• WORK ORDER
What lines in the data hold the string "JSON"? Show them.

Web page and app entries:
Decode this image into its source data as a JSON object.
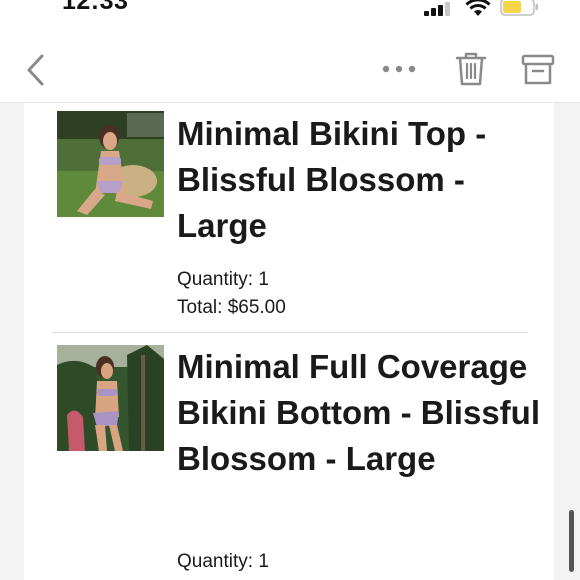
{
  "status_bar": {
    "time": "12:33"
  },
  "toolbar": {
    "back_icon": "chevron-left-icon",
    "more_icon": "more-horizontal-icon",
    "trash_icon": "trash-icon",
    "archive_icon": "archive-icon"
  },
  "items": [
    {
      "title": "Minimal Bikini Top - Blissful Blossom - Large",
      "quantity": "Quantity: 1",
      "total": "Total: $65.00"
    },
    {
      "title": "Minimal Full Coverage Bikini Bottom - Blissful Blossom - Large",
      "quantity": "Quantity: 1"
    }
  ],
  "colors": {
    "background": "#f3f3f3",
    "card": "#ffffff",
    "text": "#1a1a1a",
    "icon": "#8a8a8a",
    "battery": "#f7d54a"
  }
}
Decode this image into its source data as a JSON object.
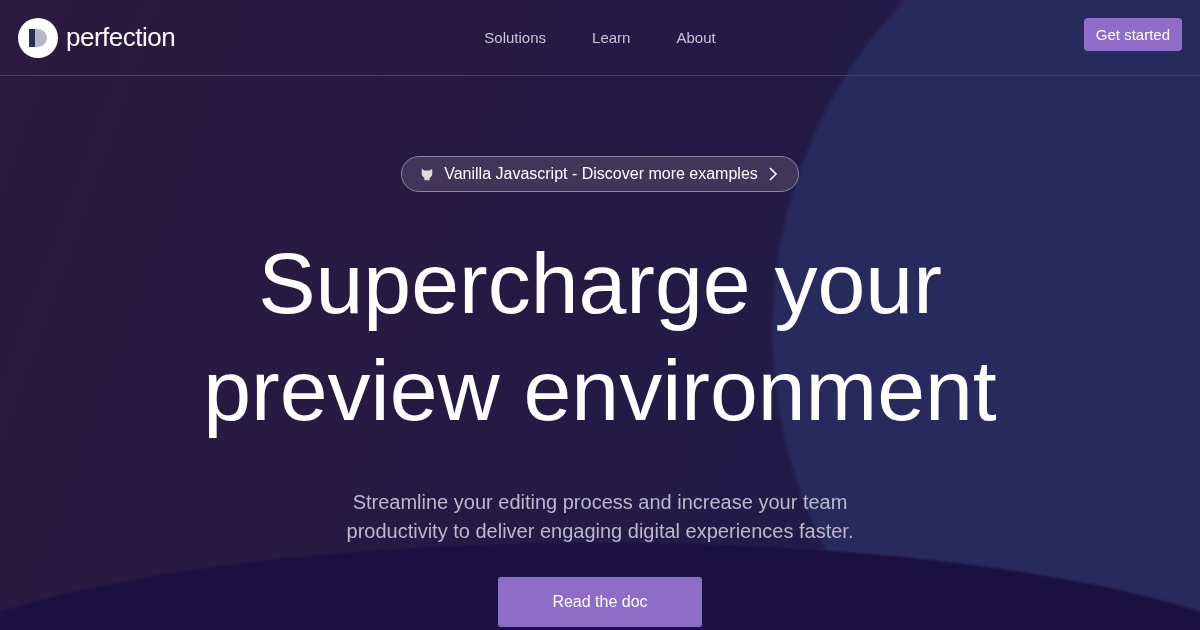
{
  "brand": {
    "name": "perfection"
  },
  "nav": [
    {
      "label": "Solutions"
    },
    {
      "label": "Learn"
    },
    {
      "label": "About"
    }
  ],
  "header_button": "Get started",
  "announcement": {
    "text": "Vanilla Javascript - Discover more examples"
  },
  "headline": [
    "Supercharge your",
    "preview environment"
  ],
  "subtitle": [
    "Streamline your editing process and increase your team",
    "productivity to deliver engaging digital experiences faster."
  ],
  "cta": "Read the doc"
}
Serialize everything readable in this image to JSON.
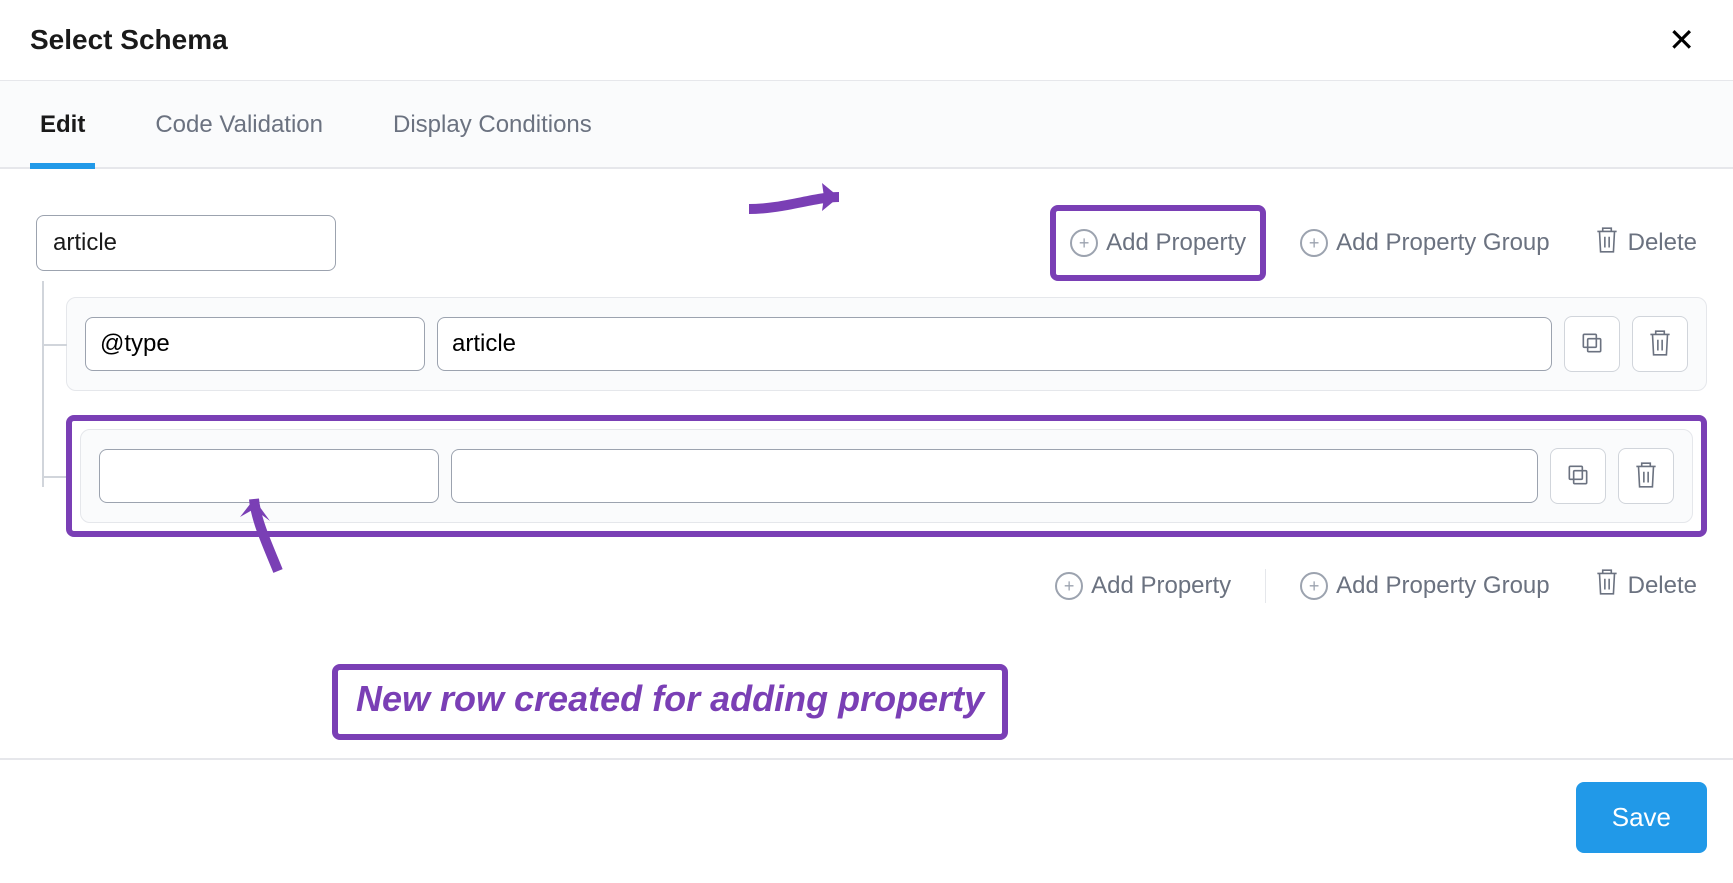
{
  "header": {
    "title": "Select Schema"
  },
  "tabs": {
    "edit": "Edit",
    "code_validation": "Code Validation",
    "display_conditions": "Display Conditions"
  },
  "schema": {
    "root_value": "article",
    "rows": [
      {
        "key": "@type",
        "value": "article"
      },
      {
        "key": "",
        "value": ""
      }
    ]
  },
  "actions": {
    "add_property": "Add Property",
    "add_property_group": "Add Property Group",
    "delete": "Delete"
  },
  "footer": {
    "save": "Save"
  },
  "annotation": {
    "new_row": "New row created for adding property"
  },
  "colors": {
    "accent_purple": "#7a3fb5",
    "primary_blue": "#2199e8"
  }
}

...

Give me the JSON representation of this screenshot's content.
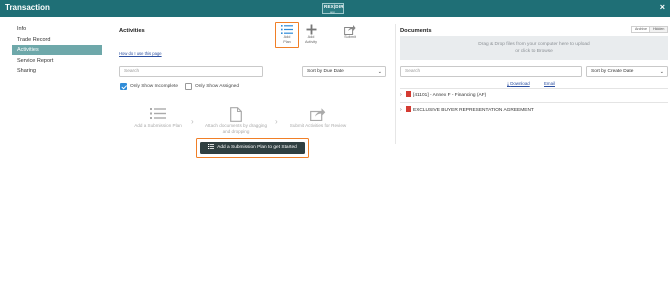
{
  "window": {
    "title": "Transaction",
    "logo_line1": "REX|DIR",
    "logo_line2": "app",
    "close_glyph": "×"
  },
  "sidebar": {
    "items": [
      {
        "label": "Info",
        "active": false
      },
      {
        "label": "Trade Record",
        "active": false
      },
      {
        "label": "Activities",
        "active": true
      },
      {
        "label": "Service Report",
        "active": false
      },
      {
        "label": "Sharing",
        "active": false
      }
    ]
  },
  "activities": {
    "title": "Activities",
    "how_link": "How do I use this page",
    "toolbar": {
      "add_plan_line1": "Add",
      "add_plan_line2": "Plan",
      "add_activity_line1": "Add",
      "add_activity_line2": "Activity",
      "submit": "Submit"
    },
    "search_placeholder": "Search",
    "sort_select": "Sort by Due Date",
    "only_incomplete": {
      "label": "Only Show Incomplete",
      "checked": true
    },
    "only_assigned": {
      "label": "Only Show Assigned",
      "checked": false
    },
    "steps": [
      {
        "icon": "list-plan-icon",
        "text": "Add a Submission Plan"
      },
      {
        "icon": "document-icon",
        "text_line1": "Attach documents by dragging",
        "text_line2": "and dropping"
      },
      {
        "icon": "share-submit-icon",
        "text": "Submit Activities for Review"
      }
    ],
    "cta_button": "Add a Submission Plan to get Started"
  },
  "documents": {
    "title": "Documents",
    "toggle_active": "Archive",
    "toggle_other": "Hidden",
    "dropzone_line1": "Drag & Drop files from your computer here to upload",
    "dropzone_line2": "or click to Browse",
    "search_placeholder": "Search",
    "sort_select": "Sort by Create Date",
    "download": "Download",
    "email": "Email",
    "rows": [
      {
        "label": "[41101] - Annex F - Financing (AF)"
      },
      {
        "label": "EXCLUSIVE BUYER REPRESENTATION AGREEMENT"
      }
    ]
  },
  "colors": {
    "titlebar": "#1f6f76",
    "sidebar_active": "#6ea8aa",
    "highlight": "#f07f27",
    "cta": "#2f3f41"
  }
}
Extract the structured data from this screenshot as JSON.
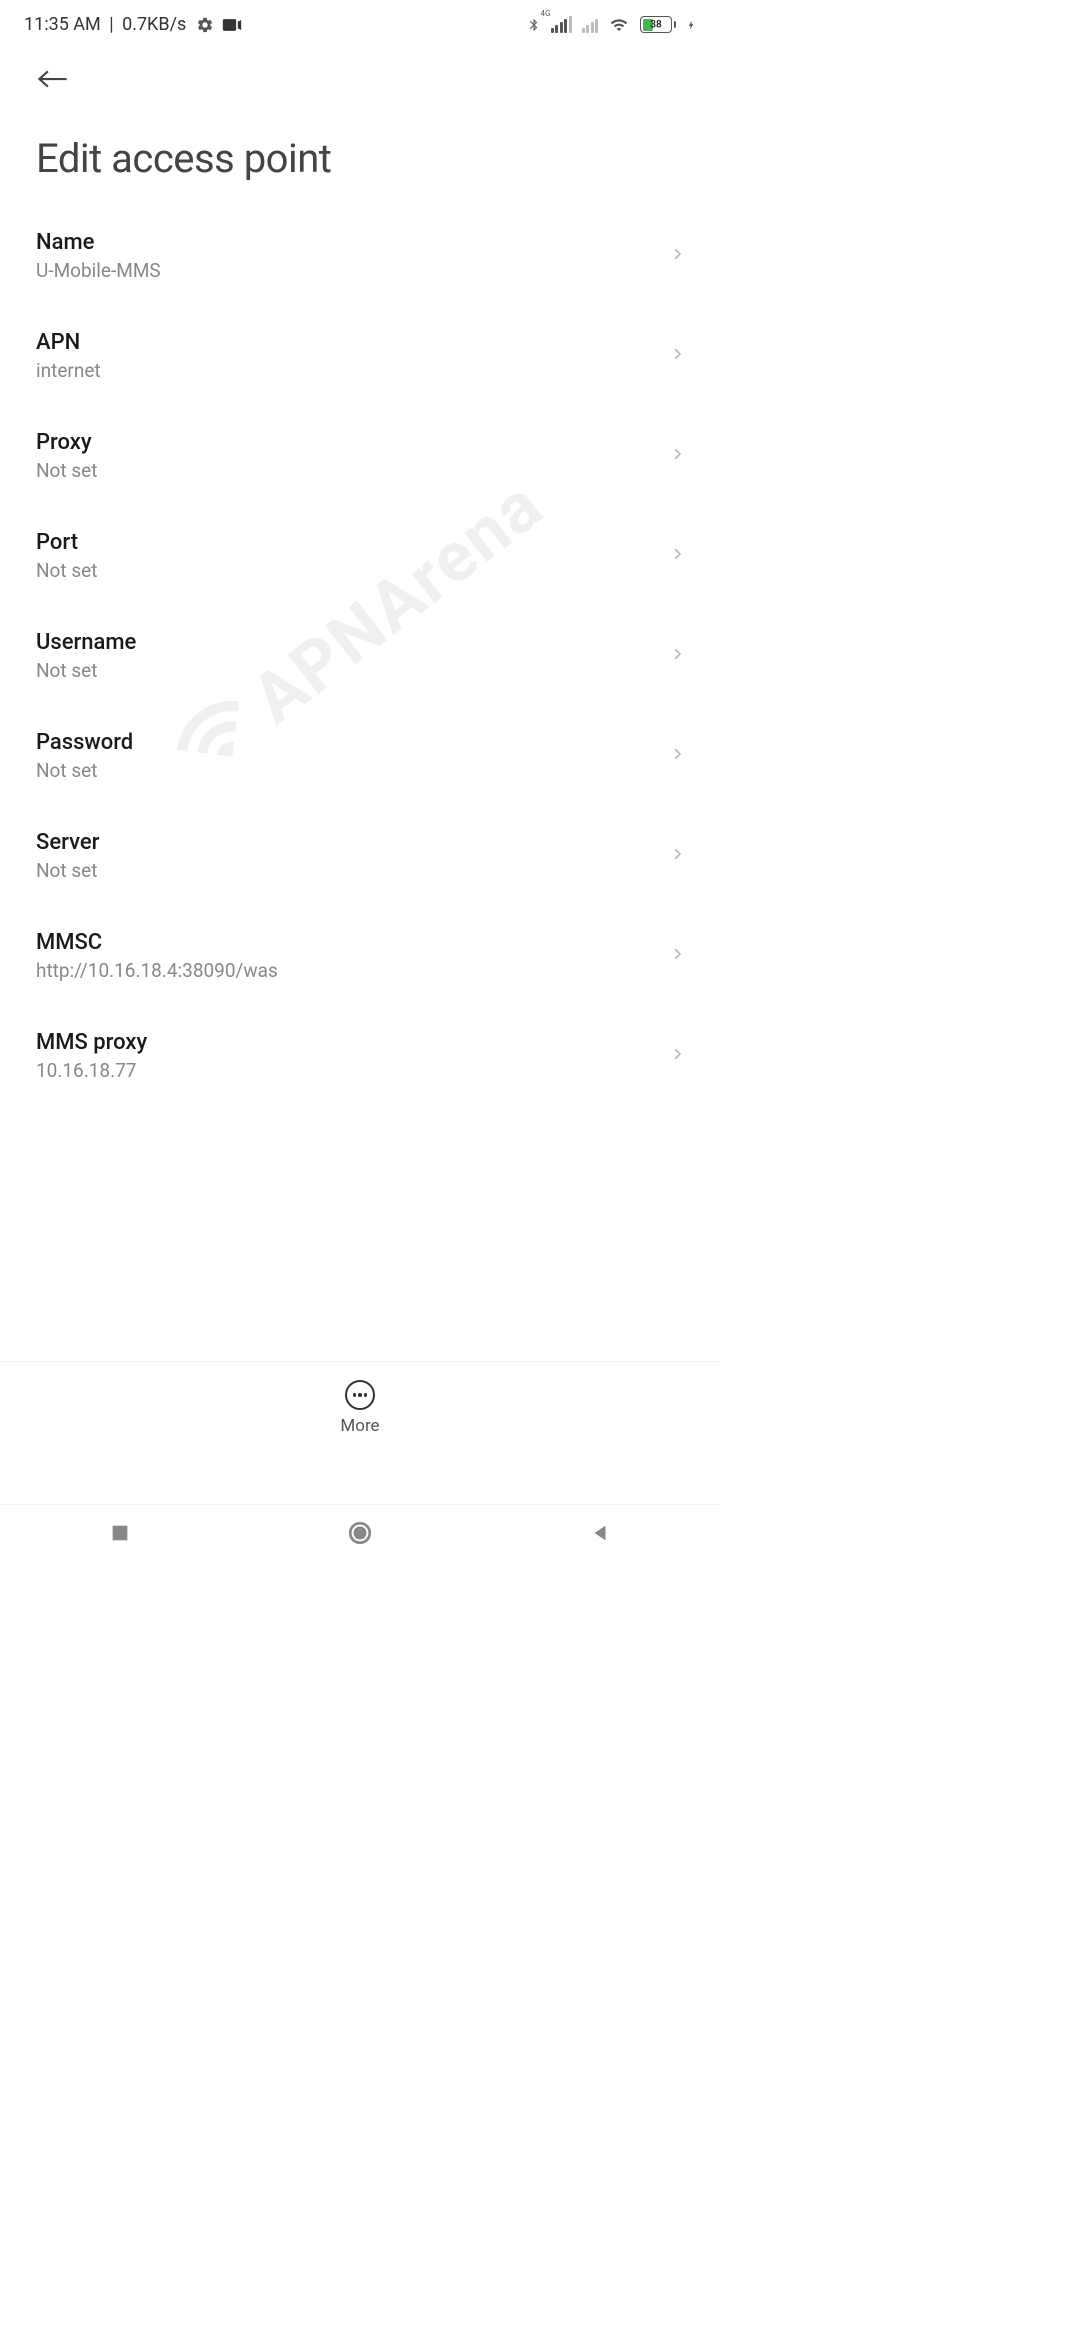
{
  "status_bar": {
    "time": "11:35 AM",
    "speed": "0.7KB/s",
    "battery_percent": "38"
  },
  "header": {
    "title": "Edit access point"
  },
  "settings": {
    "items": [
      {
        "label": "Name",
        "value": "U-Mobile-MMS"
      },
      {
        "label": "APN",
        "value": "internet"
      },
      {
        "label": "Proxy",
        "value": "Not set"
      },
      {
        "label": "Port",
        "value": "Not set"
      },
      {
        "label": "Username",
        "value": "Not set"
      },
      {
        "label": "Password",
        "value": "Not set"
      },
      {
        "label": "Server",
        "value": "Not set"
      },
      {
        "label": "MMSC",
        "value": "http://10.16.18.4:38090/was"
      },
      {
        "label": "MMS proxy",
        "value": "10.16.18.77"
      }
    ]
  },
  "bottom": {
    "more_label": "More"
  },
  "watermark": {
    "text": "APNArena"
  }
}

• SOLUTION FOR THIS EXERCISE
Decode this image into its source data as a JSON object.
Decode this image into its source data as a JSON object.
Serialize everything readable in this image to JSON.
Give me the JSON representation of this screenshot's content.
Extract the structured data from this screenshot as JSON.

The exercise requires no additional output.